Whenever we try to do something good, sooner or later, difficulties emerge, perhaps the technology on which we depended breaks down or our efforts bring us into tensions with others. As often as not, the difficulties arise from ourselves. We want things to be the way we want them, now!  

A basic temptation is to resist the movement of the Holy Spirit, just as the devil tempted Jesus to turn away from God’s plan.

The American crooner, Frank Sinatra, was known for his song, “I did it my way.” According to Thomas, when we are open to the Spirit, we do it His way: “For men are led by the Holy Spirit, when they are moved by charity in such a way that they are not moved on their own initiative but by another; because they follow the impulse of charity: ‘The charity of God drives us’ (2 Cor 5:14) (Commentary on Matthew). Rather than use force, Jesus brought change by His patient endurance.

St. Thomas notices that Jesus is tempted after the Baptism. We might think that the Baptism and anointing should come after the temptations. Jesus is tempted because He is the Son of God, because He is the Lord’s anointed.

Thomas explains the reason: “We may be warned that no one, however holy, may think himself free from temptation… He was tempted after Baptism.” Surely, it is a surprise to each of us to discover, after we have somehow dedicated ourselves to God, perhaps through a conversion experience or entering a religious community, that temptations continue. Thomas recalls the Book of Sirach: “When you come to serve the Lord, prepare yourself for trials” (Sir. 2:1).

After Catherine of Siena was clothed with the Dominican habit, she spent three years in prayer and fasting, alone in her room, leaving only for Mass. Rather than experiencing spiritual consolation, her small room became a battlefield where she was taunted by temptations, especially lewd apparitions of demons. Repeatedly she threw herself upon the merciful help of God, affirming, “I trust in the Lord Jesus Christ.”

In one of her letters, Catherine recalled that Jesus appeared to her after these trials. She asked Him where He had been in her temptations. He told that He had been with her and the sign of His presence was that her will resisted the temptations.

Catherine came to understand that these temptations were actually God’s way of making her draw closer to Him. She tried to teach this to others, as she did in her letter to a monk in prison: “Think that the goodness of God permits the devils to molest our souls in order to make it humble and to recognize His goodness, and to run back to Him into His sweet wounds, as a little child runs back to the mother” (Letter 4).

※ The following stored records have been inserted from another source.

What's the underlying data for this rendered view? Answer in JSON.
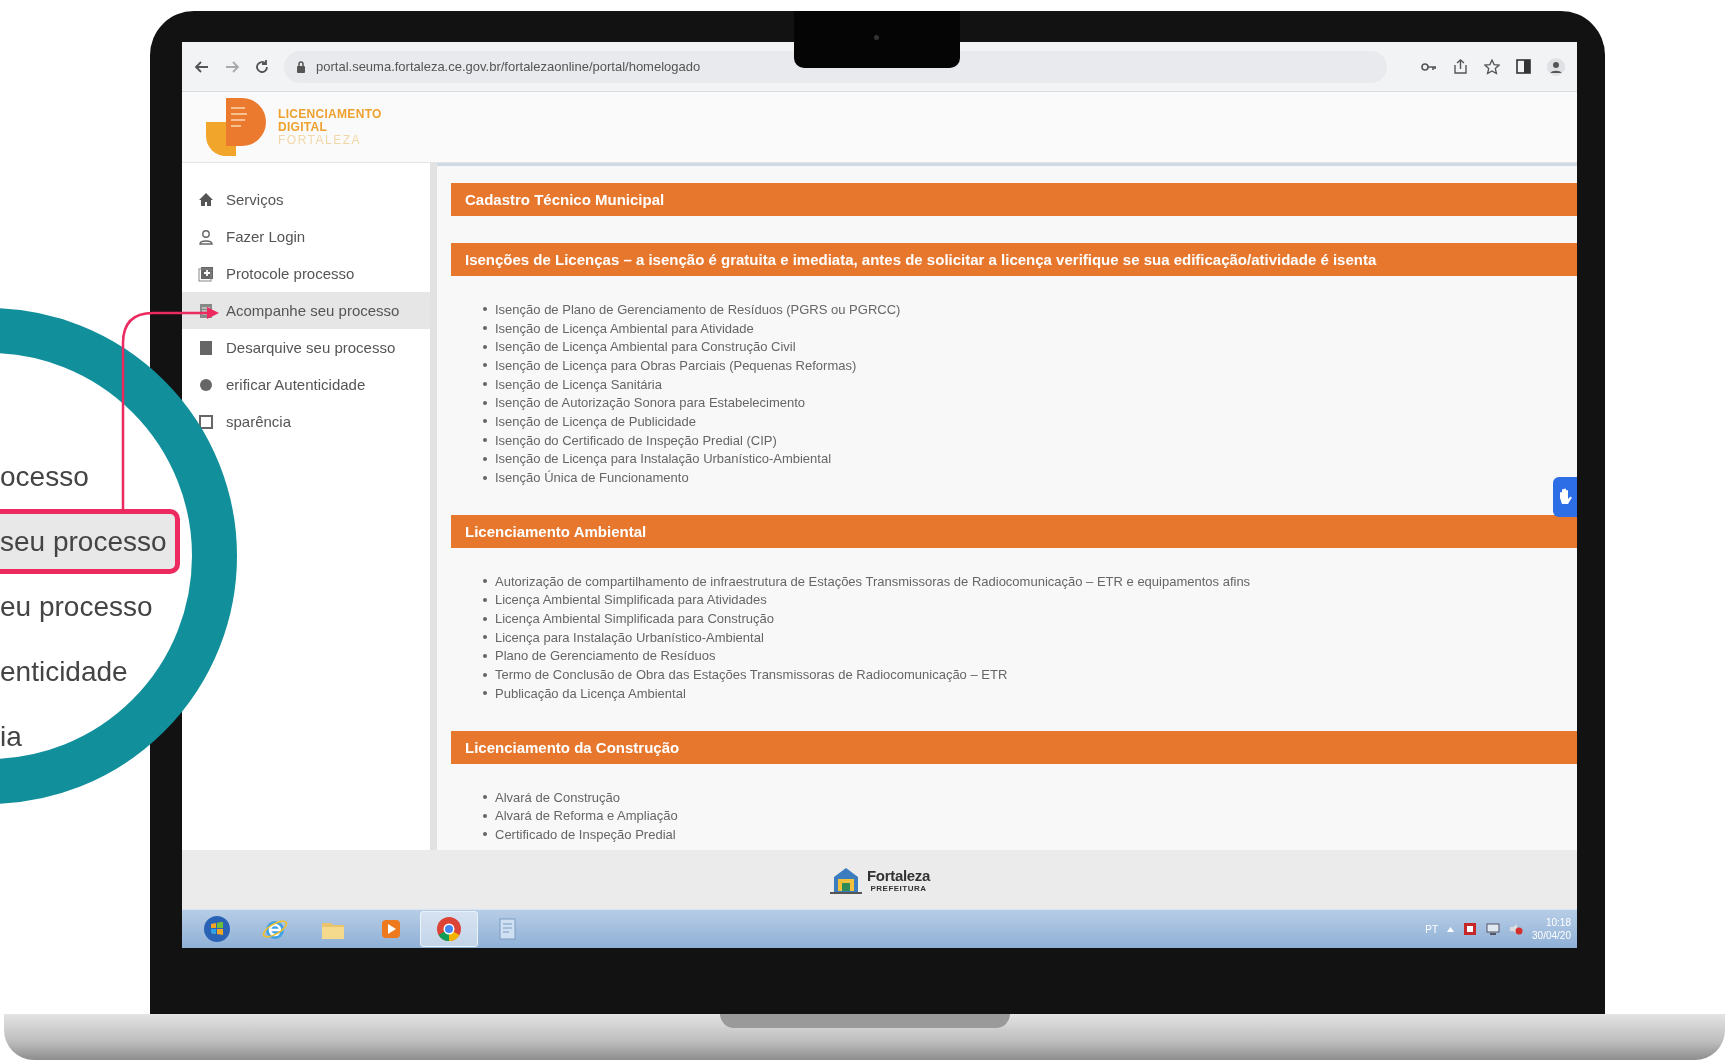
{
  "browser": {
    "url": "portal.seuma.fortaleza.ce.gov.br/fortalezaonline/portal/homelogado"
  },
  "logo": {
    "lines": [
      "LICENCIAMENTO",
      "DIGITAL",
      "FORTALEZA"
    ]
  },
  "sidebar": {
    "items": [
      {
        "label": "Serviços",
        "selected": false
      },
      {
        "label": "Fazer Login",
        "selected": false
      },
      {
        "label": "Protocole processo",
        "selected": false
      },
      {
        "label": "Acompanhe seu processo",
        "selected": true
      },
      {
        "label": "Desarquive seu processo",
        "selected": false
      },
      {
        "label": "erificar Autenticidade",
        "selected": false
      },
      {
        "label": "sparência",
        "selected": false
      }
    ]
  },
  "sections": [
    {
      "title": "Cadastro Técnico Municipal"
    },
    {
      "title": "Isenções de Licenças – a isenção é gratuita e imediata, antes de solicitar a licença verifique se sua edificação/atividade é isenta",
      "items": [
        "Isenção de Plano de Gerenciamento de Resíduos (PGRS ou PGRCC)",
        "Isenção de Licença Ambiental para Atividade",
        "Isenção de Licença Ambiental para Construção Civil",
        "Isenção de Licença para Obras Parciais (Pequenas Reformas)",
        "Isenção de Licença Sanitária",
        "Isenção de Autorização Sonora para Estabelecimento",
        "Isenção de Licença de Publicidade",
        "Isenção do Certificado de Inspeção Predial (CIP)",
        "Isenção de Licença para Instalação Urbanístico-Ambiental",
        "Isenção Única de Funcionamento"
      ]
    },
    {
      "title": "Licenciamento Ambiental",
      "items": [
        "Autorização de compartilhamento de infraestrutura de Estações Transmissoras de Radiocomunicação – ETR e equipamentos afins",
        "Licença Ambiental Simplificada para Atividades",
        "Licença Ambiental Simplificada para Construção",
        "Licença para Instalação Urbanístico-Ambiental",
        "Plano de Gerenciamento de Resíduos",
        "Termo de Conclusão de Obra das Estações Transmissoras de Radiocomunicação – ETR",
        "Publicação da Licença Ambiental"
      ]
    },
    {
      "title": "Licenciamento da Construção",
      "items": [
        "Alvará de Construção",
        "Alvará de Reforma e Ampliação",
        "Certificado de Inspeção Predial"
      ]
    }
  ],
  "footer": {
    "name": "Fortaleza",
    "subtitle": "PREFEITURA"
  },
  "taskbar": {
    "apps": [
      {
        "selected": false
      },
      {
        "selected": false
      },
      {
        "selected": false
      },
      {
        "selected": false
      },
      {
        "selected": true
      },
      {
        "selected": false
      }
    ],
    "language": "PT",
    "time": "10:18",
    "date": "30/04/20"
  },
  "magnifier": {
    "items": [
      {
        "label": "ocesso",
        "selected": false
      },
      {
        "label": "seu processo",
        "selected": true
      },
      {
        "label": "eu processo",
        "selected": false
      },
      {
        "label": "enticidade",
        "selected": false
      },
      {
        "label": "ia",
        "selected": false
      }
    ]
  }
}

Catherine became convinced that following Christ had to involve temptations and struggles: “You, my soul, as a member, ought not to pass by another way than your head. It is not right that under the thorned head there are delicate members” (Letter 38).

She came to see that, in their struggles, people grew in virtue: “With what does purity prove itself and with what is it acquired? With the contrary, that is with the annoyance of impurity… Through the contrary of the virtue, the virtue is acquired….in many storms and temptations” (Letter 211).

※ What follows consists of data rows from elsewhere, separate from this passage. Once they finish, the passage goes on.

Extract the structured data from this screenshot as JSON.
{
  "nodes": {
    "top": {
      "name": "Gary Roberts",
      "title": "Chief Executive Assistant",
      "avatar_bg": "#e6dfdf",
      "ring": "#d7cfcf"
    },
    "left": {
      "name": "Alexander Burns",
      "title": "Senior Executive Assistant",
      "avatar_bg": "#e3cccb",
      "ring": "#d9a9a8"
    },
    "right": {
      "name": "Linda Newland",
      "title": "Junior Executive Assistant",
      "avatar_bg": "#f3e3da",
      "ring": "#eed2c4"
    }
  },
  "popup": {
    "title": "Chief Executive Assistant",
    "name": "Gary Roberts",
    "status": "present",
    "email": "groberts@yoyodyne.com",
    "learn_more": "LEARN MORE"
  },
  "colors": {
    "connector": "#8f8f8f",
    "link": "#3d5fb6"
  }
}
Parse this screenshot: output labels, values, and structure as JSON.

According to Thomas, one of the reasons that Jesus underwent temptation was, “To fill us with confidence in His mercy.” Thomas refers to the Letter to the Hebrews, “We have not a high priest who is unable to sympathize with our weaknesses, but one who in every respect has been tempted as we are, yet without sin” (Heb 4:15).

Through Jesus, we become the sons of God and we are given the Holy Spirit. In our experiences of temptations, we are joined with the power of Christ in His temptations: “The sons of God, having the Holy Spirit, are led into the desert to be tempted with Christ” (Commentary on Matthew).

Jesus, as He was tempted, saves us from our temptations: “For He willed to be tempted, in order that, as He overcame our death by His, so He would overcome all our temptations by His “(Commentary on Matthew)

Denis Vincent Wiseman, O.P.

The quotations from St. Thomas Aquinas’ Commentary on the Gospel of St. Matthew were done by R.F. Larcher, O.P. The full text may be found on the web site of the Dominican House of Studies, Washington, D.C.: http://dhspriory.org/thomas/